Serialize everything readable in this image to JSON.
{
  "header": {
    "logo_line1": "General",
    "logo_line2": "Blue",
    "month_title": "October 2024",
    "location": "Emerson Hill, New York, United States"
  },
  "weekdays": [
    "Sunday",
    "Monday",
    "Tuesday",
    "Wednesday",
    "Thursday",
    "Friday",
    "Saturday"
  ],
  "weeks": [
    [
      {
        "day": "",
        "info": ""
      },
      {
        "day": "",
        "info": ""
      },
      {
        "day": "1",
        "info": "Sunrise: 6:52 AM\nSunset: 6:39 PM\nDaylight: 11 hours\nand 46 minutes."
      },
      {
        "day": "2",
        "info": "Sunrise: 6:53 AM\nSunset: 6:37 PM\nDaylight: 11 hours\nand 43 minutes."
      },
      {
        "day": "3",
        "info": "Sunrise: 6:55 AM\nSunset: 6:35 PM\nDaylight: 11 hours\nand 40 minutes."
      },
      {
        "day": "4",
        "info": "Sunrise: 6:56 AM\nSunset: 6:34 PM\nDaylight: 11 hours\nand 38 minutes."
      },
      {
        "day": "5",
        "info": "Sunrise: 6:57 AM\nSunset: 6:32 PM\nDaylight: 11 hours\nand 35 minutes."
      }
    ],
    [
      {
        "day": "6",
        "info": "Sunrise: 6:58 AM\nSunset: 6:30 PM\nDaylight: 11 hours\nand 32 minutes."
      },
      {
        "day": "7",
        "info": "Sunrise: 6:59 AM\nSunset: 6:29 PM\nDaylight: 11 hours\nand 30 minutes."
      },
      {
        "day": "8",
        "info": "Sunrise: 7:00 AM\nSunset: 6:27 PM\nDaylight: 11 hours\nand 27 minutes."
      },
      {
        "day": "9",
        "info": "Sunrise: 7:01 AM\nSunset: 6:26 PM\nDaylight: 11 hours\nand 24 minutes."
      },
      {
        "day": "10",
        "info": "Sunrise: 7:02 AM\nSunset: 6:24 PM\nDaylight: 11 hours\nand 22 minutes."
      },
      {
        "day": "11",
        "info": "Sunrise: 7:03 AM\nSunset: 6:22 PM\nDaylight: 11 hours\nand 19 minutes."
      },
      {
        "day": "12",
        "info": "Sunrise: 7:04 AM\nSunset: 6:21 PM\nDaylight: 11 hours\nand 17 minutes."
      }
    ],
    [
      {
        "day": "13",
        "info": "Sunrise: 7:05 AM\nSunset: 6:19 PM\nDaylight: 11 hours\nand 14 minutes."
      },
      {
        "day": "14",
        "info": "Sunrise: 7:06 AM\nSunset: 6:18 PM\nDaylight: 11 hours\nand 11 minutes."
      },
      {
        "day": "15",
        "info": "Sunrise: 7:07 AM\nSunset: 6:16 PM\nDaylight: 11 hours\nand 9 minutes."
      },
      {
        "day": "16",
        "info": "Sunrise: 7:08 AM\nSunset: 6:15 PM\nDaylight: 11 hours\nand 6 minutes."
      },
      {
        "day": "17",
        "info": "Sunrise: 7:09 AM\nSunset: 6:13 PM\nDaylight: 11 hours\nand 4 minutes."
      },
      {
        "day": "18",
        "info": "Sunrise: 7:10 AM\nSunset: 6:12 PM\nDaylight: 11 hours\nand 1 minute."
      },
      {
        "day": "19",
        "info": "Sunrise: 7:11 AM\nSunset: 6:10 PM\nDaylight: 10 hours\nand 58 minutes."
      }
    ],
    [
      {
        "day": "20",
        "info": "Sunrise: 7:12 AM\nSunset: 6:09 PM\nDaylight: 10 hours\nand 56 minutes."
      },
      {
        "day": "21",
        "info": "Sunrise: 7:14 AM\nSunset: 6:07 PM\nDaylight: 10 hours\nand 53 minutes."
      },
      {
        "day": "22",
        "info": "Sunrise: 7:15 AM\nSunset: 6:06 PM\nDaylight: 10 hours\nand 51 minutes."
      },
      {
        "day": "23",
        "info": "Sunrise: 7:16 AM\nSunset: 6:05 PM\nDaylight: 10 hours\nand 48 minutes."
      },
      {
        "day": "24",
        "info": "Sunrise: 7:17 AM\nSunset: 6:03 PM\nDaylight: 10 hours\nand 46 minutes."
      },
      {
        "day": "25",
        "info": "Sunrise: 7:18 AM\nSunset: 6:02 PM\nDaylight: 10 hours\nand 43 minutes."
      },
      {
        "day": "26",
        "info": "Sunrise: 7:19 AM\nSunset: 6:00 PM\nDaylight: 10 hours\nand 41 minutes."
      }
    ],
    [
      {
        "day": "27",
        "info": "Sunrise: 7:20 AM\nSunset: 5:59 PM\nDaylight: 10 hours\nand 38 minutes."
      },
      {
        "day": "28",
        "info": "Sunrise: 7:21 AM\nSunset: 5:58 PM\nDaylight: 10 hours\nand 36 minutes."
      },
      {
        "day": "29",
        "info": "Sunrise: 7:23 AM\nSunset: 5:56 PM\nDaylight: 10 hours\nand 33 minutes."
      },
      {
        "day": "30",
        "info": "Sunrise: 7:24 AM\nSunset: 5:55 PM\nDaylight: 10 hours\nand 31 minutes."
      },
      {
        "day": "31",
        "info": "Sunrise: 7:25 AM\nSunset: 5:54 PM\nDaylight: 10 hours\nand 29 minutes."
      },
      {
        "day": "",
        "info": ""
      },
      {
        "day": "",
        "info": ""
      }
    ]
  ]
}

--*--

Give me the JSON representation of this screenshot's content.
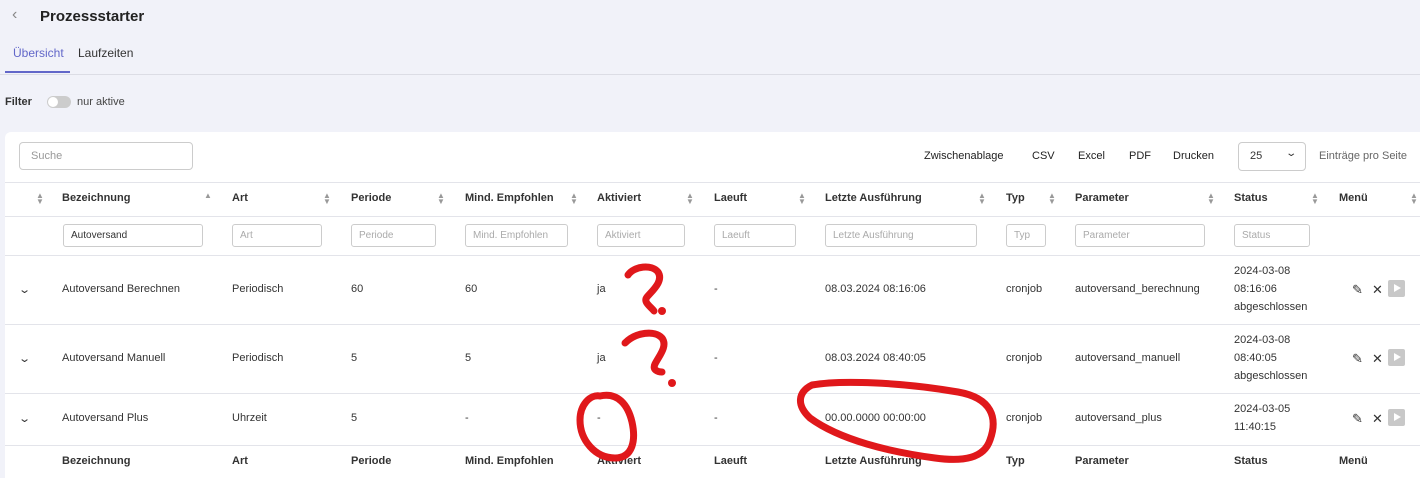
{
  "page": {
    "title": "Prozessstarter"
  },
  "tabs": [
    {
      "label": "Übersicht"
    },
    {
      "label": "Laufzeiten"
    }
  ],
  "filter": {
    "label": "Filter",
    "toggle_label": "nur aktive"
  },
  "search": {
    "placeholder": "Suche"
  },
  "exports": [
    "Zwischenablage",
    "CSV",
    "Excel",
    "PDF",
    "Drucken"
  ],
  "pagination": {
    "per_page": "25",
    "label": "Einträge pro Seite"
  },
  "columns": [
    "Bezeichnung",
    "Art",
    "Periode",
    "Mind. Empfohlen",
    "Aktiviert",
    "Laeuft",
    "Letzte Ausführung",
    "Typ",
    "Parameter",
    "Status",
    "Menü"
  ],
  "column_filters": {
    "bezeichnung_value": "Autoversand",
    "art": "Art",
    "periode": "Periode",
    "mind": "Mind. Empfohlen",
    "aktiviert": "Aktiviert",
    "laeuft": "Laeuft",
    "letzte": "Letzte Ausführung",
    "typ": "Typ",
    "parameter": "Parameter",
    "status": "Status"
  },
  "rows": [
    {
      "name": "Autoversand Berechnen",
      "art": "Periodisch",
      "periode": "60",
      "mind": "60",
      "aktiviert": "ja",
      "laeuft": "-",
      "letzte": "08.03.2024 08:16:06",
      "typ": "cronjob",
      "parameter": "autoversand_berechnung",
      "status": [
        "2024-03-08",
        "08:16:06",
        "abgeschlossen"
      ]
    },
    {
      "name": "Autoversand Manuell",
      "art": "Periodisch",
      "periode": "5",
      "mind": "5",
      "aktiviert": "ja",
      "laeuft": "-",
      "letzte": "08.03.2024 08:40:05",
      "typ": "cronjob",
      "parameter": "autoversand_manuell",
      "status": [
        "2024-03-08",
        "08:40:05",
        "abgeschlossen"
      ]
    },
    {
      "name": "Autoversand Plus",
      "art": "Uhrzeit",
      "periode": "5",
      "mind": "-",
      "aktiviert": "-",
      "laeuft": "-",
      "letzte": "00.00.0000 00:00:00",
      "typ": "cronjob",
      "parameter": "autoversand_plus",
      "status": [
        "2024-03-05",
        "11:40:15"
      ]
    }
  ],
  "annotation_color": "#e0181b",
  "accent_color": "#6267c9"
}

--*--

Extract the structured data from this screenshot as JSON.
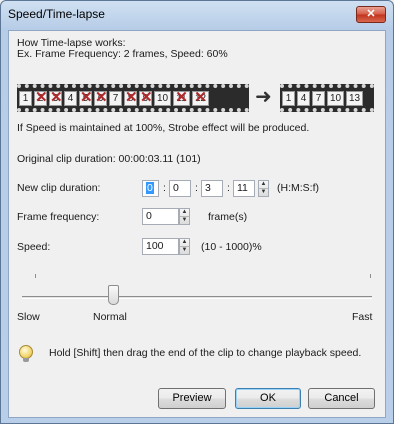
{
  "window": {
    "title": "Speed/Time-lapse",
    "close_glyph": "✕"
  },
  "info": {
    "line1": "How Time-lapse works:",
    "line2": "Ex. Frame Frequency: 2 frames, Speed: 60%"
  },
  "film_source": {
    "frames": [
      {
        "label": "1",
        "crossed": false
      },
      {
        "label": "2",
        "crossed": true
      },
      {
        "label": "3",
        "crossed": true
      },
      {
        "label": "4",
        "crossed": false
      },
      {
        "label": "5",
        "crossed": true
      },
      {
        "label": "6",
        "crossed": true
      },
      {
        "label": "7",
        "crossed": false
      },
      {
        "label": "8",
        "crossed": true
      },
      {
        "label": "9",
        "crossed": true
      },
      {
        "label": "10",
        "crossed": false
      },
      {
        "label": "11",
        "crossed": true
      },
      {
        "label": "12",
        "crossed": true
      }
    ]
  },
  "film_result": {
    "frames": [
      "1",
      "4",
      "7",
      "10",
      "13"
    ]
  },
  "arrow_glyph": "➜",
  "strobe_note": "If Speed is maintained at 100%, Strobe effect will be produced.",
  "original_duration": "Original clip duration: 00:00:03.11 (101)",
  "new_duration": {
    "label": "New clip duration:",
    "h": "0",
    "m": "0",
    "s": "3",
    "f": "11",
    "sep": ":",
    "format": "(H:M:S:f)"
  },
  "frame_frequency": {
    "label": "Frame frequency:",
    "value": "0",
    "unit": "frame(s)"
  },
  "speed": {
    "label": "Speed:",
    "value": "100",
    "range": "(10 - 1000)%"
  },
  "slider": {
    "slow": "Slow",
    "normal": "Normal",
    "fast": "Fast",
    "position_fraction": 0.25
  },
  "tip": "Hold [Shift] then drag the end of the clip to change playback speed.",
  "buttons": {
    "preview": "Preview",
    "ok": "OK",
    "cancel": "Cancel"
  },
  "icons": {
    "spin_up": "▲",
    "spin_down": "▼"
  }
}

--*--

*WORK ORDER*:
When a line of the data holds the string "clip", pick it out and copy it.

*EXERCISE OUTPUT*:
  "original_duration": "Original clip duration: 00:00:03.11 (101)",
    "label": "New clip duration:",
  "tip": "Hold [Shift] then drag the end of the clip to change playback speed.",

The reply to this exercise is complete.